(Data supplied Opens)

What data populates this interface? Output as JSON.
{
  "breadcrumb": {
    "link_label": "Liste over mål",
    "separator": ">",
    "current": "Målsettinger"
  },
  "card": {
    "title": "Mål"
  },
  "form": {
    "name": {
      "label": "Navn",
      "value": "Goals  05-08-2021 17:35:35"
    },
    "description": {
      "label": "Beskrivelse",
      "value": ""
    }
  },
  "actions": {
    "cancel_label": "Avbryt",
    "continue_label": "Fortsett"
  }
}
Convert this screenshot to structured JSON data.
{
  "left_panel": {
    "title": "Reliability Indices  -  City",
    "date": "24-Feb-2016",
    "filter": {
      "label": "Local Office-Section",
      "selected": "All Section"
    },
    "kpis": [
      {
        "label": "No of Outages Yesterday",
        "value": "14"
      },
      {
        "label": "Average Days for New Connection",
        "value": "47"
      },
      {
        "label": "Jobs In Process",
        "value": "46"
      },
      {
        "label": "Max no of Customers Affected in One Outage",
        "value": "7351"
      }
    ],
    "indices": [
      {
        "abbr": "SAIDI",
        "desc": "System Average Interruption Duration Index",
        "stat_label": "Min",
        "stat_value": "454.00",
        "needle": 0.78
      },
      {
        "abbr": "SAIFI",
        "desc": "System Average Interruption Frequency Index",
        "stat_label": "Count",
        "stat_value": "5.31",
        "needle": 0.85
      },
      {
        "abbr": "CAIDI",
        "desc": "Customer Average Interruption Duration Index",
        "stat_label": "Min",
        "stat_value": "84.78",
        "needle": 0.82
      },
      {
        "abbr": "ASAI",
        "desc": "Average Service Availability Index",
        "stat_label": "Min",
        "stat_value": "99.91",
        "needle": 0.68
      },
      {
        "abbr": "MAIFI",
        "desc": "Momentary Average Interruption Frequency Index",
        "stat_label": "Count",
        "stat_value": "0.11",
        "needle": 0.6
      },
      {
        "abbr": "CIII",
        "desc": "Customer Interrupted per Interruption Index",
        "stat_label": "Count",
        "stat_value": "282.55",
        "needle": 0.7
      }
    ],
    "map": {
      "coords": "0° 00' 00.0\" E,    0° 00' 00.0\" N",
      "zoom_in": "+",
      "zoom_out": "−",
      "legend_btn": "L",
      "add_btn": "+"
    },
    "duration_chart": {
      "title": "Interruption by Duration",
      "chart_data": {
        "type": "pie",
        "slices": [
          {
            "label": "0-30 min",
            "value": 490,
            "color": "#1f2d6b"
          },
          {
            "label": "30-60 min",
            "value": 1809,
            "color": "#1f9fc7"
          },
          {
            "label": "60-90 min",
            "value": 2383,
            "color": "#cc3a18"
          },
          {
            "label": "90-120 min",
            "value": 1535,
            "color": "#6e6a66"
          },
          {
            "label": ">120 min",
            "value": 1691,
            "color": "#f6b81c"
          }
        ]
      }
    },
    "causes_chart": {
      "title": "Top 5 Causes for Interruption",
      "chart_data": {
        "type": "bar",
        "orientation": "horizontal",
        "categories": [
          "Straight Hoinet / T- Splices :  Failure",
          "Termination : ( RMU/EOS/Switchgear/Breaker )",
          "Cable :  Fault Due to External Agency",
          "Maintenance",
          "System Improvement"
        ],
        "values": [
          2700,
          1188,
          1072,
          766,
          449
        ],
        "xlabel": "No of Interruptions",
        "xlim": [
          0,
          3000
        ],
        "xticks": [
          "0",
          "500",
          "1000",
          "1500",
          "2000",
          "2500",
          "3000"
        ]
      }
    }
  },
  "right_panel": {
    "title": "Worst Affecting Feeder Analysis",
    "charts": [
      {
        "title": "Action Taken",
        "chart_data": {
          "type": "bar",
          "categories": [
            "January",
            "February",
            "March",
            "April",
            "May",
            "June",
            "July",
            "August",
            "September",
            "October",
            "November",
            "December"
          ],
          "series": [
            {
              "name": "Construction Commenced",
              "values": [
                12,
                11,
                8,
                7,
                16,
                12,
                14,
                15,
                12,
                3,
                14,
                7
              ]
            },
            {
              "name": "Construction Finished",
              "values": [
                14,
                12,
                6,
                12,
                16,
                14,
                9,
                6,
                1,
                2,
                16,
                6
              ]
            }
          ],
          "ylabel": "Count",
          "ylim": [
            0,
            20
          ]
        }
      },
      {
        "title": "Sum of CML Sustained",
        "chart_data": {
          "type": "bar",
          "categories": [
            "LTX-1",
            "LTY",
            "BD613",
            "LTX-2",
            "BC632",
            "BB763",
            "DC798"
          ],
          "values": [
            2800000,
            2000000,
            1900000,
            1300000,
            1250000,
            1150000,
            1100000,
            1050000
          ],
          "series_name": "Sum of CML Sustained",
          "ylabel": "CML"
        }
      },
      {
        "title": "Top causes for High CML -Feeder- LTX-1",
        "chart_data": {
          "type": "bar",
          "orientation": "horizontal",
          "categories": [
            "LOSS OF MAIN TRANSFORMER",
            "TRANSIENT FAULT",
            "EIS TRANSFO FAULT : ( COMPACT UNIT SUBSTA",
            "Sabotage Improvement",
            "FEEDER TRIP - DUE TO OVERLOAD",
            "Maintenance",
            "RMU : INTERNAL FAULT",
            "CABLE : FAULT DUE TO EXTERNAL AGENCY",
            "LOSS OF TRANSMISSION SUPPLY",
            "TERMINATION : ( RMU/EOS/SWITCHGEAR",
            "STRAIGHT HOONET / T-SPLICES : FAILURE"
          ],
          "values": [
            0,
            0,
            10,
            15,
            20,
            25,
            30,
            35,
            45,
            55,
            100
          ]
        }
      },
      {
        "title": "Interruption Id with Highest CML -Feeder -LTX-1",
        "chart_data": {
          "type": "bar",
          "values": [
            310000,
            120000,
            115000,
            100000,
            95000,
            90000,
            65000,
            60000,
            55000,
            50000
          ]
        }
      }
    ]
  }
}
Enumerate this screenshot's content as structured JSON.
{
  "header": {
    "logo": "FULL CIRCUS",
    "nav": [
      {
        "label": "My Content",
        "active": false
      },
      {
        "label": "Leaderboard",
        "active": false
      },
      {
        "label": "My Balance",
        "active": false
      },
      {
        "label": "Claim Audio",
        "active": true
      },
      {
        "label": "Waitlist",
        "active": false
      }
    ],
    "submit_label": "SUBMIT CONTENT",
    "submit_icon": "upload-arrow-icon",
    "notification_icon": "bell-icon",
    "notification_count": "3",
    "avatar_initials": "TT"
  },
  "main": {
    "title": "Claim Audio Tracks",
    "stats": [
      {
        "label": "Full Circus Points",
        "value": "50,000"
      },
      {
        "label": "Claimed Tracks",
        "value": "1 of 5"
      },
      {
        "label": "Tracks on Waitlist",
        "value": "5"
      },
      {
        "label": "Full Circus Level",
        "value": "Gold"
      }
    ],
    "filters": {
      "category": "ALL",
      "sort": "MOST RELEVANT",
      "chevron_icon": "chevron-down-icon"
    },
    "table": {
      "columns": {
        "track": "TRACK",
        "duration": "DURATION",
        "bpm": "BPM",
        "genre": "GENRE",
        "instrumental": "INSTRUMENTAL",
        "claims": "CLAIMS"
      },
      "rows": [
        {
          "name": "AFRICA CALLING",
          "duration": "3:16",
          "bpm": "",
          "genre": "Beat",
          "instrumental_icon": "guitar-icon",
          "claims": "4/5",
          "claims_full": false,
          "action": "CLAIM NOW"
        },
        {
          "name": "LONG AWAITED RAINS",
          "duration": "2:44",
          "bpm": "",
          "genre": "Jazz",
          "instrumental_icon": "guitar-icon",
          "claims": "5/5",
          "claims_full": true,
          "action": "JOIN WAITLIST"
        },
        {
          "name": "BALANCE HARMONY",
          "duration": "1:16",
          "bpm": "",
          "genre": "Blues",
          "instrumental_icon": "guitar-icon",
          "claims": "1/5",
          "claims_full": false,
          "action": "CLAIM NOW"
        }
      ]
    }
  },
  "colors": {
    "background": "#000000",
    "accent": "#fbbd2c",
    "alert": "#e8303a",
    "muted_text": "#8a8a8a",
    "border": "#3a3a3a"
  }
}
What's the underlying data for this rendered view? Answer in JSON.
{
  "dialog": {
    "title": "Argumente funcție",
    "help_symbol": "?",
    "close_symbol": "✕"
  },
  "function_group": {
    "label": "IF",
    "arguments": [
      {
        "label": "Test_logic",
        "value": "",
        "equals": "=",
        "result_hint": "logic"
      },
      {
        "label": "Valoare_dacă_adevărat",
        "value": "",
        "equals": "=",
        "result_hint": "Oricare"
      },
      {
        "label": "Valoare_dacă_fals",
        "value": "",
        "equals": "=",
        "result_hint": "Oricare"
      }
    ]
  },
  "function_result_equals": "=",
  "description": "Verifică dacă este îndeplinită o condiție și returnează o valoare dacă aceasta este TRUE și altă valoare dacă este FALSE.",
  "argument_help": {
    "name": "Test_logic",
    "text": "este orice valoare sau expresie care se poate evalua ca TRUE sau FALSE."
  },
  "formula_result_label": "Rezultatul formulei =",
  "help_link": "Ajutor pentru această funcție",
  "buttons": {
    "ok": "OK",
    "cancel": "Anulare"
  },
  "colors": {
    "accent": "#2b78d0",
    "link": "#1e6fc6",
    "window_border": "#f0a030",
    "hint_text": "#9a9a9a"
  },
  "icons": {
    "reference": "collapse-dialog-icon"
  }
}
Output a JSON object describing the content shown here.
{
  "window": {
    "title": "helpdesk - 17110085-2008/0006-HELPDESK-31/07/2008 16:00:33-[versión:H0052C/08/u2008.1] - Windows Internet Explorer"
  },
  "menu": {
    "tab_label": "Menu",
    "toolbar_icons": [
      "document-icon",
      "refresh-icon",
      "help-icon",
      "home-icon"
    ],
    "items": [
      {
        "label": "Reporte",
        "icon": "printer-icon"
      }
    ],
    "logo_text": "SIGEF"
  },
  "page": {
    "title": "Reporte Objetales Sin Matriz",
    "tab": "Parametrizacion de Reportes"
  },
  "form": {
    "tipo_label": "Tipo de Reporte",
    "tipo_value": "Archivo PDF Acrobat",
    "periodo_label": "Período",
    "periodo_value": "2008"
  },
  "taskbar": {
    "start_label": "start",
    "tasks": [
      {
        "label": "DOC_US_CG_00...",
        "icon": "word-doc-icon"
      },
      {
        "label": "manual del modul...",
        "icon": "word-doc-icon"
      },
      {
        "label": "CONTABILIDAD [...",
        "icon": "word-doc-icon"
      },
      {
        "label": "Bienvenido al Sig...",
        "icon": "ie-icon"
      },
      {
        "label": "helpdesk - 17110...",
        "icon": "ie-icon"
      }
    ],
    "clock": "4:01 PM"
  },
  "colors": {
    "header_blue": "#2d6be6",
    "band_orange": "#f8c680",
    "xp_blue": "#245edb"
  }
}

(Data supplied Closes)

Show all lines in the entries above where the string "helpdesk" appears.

* _Task response_
    "title": "helpdesk - 17110085-2008/0006-HELPDESK-31/07/2008 16:00:33-[versión:H0052C/08/u2008.1] - Windows Internet Explorer"
        "label": "helpdesk - 17110...",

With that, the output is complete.